Nature Fresh Farms has released a documentary called The Hardest Harvest, which highlights the importance of their temporary foreign workers, and tells the story of their struggle with a COVID-19 outbreak in the summer of 2020. The company produces greenhouse tomatoes, peppers and cucumbers in Leamington, Ont.
After a largely asymptomatic outbreak of the COVID-19 virus, the farm was shut down at the end of June. The cucumber crop had been ready for harvest on the day of the shutdown, and by the time workers could return, the plants were dead. In total, 7.8 million pounds (3.5 million kilograms) of produce was lost, according to the film.
“The main objective (of the documentary) was to get the true story out there,” Peter Quiring, the president of Nature Fresh Farms, told Farms.com. “I wanted the public to know what the true story was.”

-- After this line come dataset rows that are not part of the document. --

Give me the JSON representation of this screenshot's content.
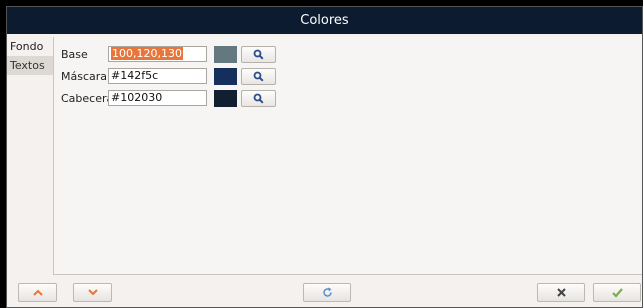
{
  "window": {
    "title": "Colores"
  },
  "tabs": [
    {
      "label": "Fondo"
    },
    {
      "label": "Textos"
    }
  ],
  "rows": [
    {
      "label": "Base",
      "value": "100,120,130",
      "swatch_color": "#64787f"
    },
    {
      "label": "Máscara",
      "value": "#142f5c",
      "swatch_color": "#142f5c"
    },
    {
      "label": "Cabecera",
      "value": "#102030",
      "swatch_color": "#102030"
    }
  ],
  "icons": {
    "search": "search-icon",
    "up": "chevron-up-icon",
    "down": "chevron-down-icon",
    "refresh": "refresh-icon",
    "cancel": "close-icon",
    "ok": "check-icon"
  },
  "colors": {
    "titlebar": "#0d1b31",
    "chevron": "#e8763a",
    "cancel": "#444444",
    "ok": "#7ab04a",
    "refresh": "#5b8fd0"
  }
}
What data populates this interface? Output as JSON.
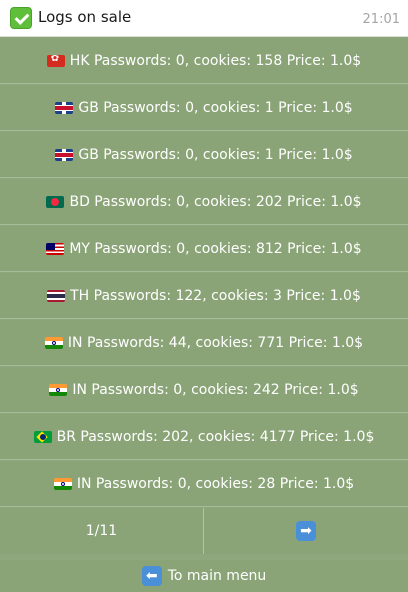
{
  "header": {
    "title": "Logs on sale",
    "time": "21:01",
    "icon": "check-mark-icon",
    "icon_color": "#5fbf3a"
  },
  "listings": [
    {
      "flag": "hk-flag-icon",
      "label": "HK Passwords: 0, cookies: 158 Price: 1.0$"
    },
    {
      "flag": "gb-flag-icon",
      "label": "GB Passwords: 0, cookies: 1 Price: 1.0$"
    },
    {
      "flag": "gb-flag-icon",
      "label": "GB Passwords: 0, cookies: 1 Price: 1.0$"
    },
    {
      "flag": "bd-flag-icon",
      "label": "BD Passwords: 0, cookies: 202 Price: 1.0$"
    },
    {
      "flag": "my-flag-icon",
      "label": "MY Passwords: 0, cookies: 812 Price: 1.0$"
    },
    {
      "flag": "th-flag-icon",
      "label": "TH Passwords: 122, cookies: 3 Price: 1.0$"
    },
    {
      "flag": "in-flag-icon",
      "label": "IN Passwords: 44, cookies: 771 Price: 1.0$"
    },
    {
      "flag": "in-flag-icon",
      "label": "IN Passwords: 0, cookies: 242 Price: 1.0$"
    },
    {
      "flag": "br-flag-icon",
      "label": "BR Passwords: 202, cookies: 4177 Price: 1.0$"
    },
    {
      "flag": "in-flag-icon",
      "label": "IN Passwords: 0, cookies: 28 Price: 1.0$"
    }
  ],
  "pagination": {
    "page": "1/11",
    "next_icon": "right-arrow-icon"
  },
  "footer": {
    "main_menu_label": "To main menu",
    "back_icon": "left-arrow-icon"
  },
  "colors": {
    "background": "#8fa77c",
    "button_text": "#ffffff",
    "arrow_button": "#4a90d9"
  }
}
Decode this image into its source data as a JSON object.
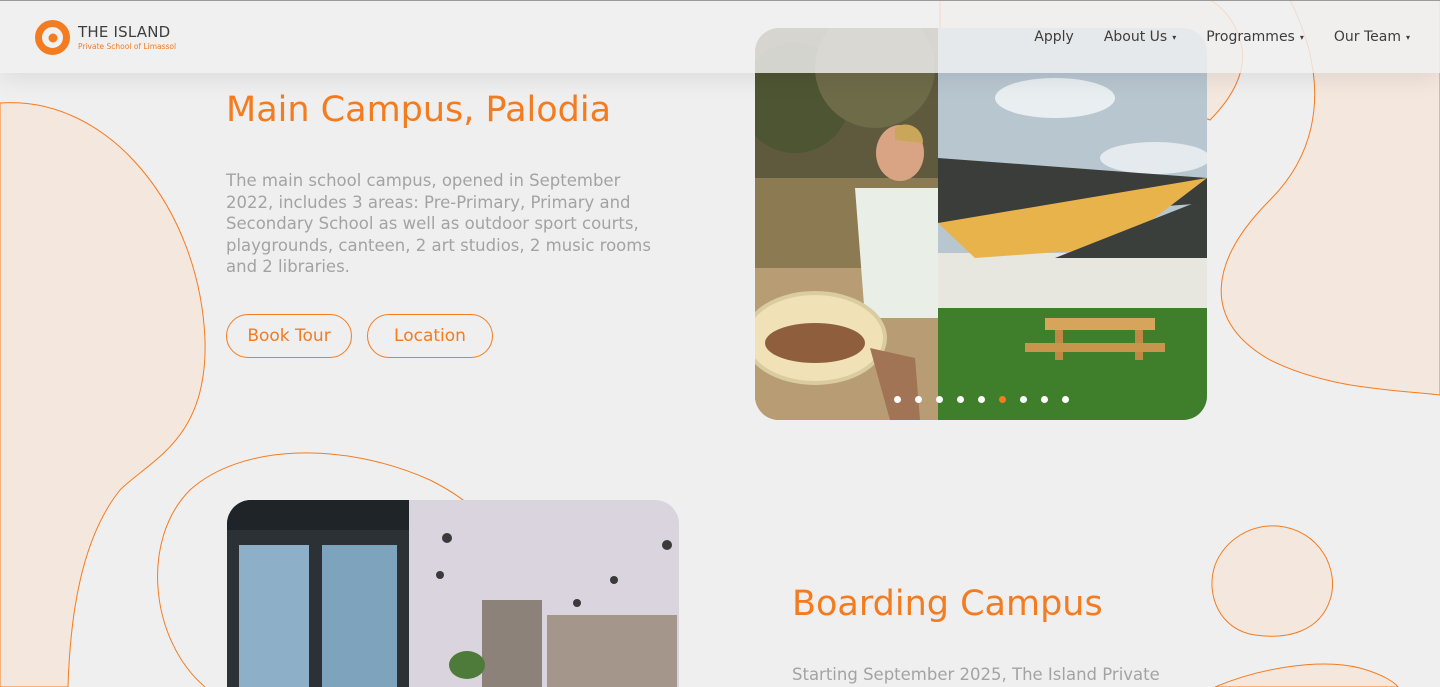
{
  "brand": {
    "name": "THE ISLAND",
    "tagline": "Private School of Limassol",
    "accent_color": "#f47c20"
  },
  "nav": {
    "items": [
      {
        "label": "Apply",
        "has_dropdown": false
      },
      {
        "label": "About Us",
        "has_dropdown": true
      },
      {
        "label": "Programmes",
        "has_dropdown": true
      },
      {
        "label": "Our Team",
        "has_dropdown": true
      }
    ],
    "caret": "▾"
  },
  "main_campus": {
    "title": "Main Campus, Palodia",
    "description": "The main school campus, opened in September 2022, includes 3 areas: Pre-Primary, Primary and Secondary School as well as outdoor sport courts, playgrounds, canteen, 2 art studios, 2 music rooms and 2 libraries.",
    "book_tour_label": "Book Tour",
    "location_label": "Location",
    "gallery": {
      "slide_count": 9,
      "active_slide": 6,
      "images": [
        "child carrying a sieve outdoors",
        "outdoor picnic area with shade sails"
      ]
    }
  },
  "boarding_campus": {
    "title": "Boarding Campus",
    "description_preview": "Starting September 2025, The Island Private",
    "images": [
      "gym",
      "modern kitchen interior"
    ]
  }
}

The other motivation for producing the film was to bring to light the irresponsible management of the situation, he added. “The cost of that shutdown was probably around $15 million.… It’s going to take us years to recover from that.”
Nature Fresh Farms employs 600 employees, including about 360 migrant workers. In the documentary, workers share some of their personal stories about what it was like to seek out work in Canada. Many are working to support families back home.
Workers come from Mexico, Jamaica, Guatemala and Honduras, explains John Ketler, the vice-president of Nature Fresh Farms, in the film. “We see people coming back for many, many years.”
When the pandemic arrived in Canada and restrictions were put in place, farm management installed automated banking machines on the farm and bought groceries for workers, so they would not have to leave the farm, Quiring explained.
However, pressure grew to conduct mass testing. Health-care workers tested 575 employees and, in total, 199 cases of COVID-19 were confirmed. However, only 12 workers were symptomatic, and none severe enough for hospitalization, Quiring said.
“Effectively, the farm was shut down” on June 30, he said. “The health unit (forbade) anyone to enter the farm.”
Workers were evacuated and relocated to hotels to isolate, and the farmers were no longer allowed to deliver food.
In the documentary, worker Javier Rivas Castellanos was interviewed. He contracted symptomatic COVID-19. When he first started feeling sick, he still went to work, he explained. He didn’t want to tell anyone he was feeling ill because the opportunity to work and make a good impression was important to him.
After the farm shut down, regulations initially indicated that asymptomatic workers would be able to go back to work. However, then the story changed, the documentary reports.
“We were told from the government that asymptomatic positive workers could return back to work and then we had to go back and tell (the workers) that that was not true any longer,” Matt Quiring, director of sales at Nature Fresh Farms, said in the film. “That trust, that rapport, that respect that they have for us,” was damaged.
Temporary foreign workers need full support from their employers, especially working in a different country during such a stressful time, he explained. And those workers are essential to Canada’s food supply.
“Locals will not do this job. Without the migrant work force, we can effectively kiss our fruits and vegetables goodbye,” he added.
The film captured the day when employees were able to return to the greenhouses to work. Many workers expressed emotion and gladness to be back, however, they also appeared dismayed at the wasted produce.
Worker Gervacio Estrada expressed the sense of ownership he has over the vegetables he works on at the farm. He was upset that they were wasted.
“Your heart hurts, even if you think (the crop) is not mine, it’s the boss’,” he explained.
The situation could have been handled differently, said Peter Quiring. “It did not need to happen.”
Nature Fresh Farms’ story may help inform lessons learned to better respond to crises in the future, in a way that supports safety, business continuity, and worker and public trust.
“Government policy will be shaped in the future based on what those folks in government understand about agriculture,” he said. “We need to try to shape good policy going forward based on accurate information.”